The two ways pull from central banks resulted in a muted response from equity markets with the MSCI Europe ex UK index increasing by +1.9%. The fund lagged the index with a return of -0.2%. Three stocks declined by more than 10%, German property manger Patrizia, Swedish cable and equipment supplier Hexatronic and medtech company Sedana also from Sweden. For both Sedana and Patrizia there was nothing in the way of news flow to drive the moves which we put down to the defensive nature of both business models at odds with the current enthusiasm for reopening plays. Hexatronic was downgraded by one of the few analysts who cover the stock citing the greater than 60% return the shares have seen from the start of the year to the end of June. We are holding on to the shares as we believe the company can post a level of profitability currently not expected by the market. Our best performing stock was Aker Carbon Capture which rose by more than 17% over the course of the month boosted by the company’s unique technology which helps industry combat the threat of climate change.

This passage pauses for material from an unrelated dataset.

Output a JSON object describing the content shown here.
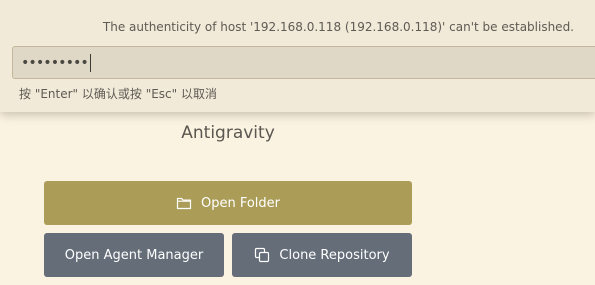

Our holdings in French bank BNP and games maker Nacon were sold over the course of the month booking profits in both cases. In their place we purchased Rexel and Apontis Pharma. While the former is an ideal candidate to benefit from resurging economies through its global wholesale electrics business the latter stands to benefit from its interesting business model which combines pharmaceuticals which are currently taken on an individual basis. This ensures a stricter adherence to drug regimes for what are often elderly patients.

Independent thinking

Monthly analysis and insights from our fund managers

Literature

Latest fact sheet

If you would like a copy of any historic factsheets please email info@svmonline.co.uk

Availability

The fund is a sub-fund within the SVM ICVC Fund, a UK domiciled Open Ended Investment Company, with UCITS status. The Funds are regulated by the UK Financial Conduct Authority.

Dealing into the fund is available daily. Deals are accepted on a forward pricing basis, with 24 hours notice. SVM employs SS&C Financial Services International Limited and SS&C Financial Services Europe Limited as third party administrator and transfer agent to our funds.

How to Invest
You can invest directly with us or through a wide variety of third party wraps, supermarkets and life companies.

For each fund in the SVM ICVC range we offer a B share class which is our lowest priced clean share class.

Share class availability via third parties varies depending on their model.

Dealing - Funds
0345 066 1110

Professional Adviser Helpline
0800 0199 110

Literature Requests
0800 0199 440

None
None
None
None
None
None
None
None
None
None
None
None
Nexus logo
None
None
None

Contact our sales team

With markets dominated by news flow it is important to keep abreast of the influences that are guiding our investment decisions.

Get in touch

The Value Key

The Value Key blog allows our active fund managers and analysts to share their views on a range of topics.

Read the blog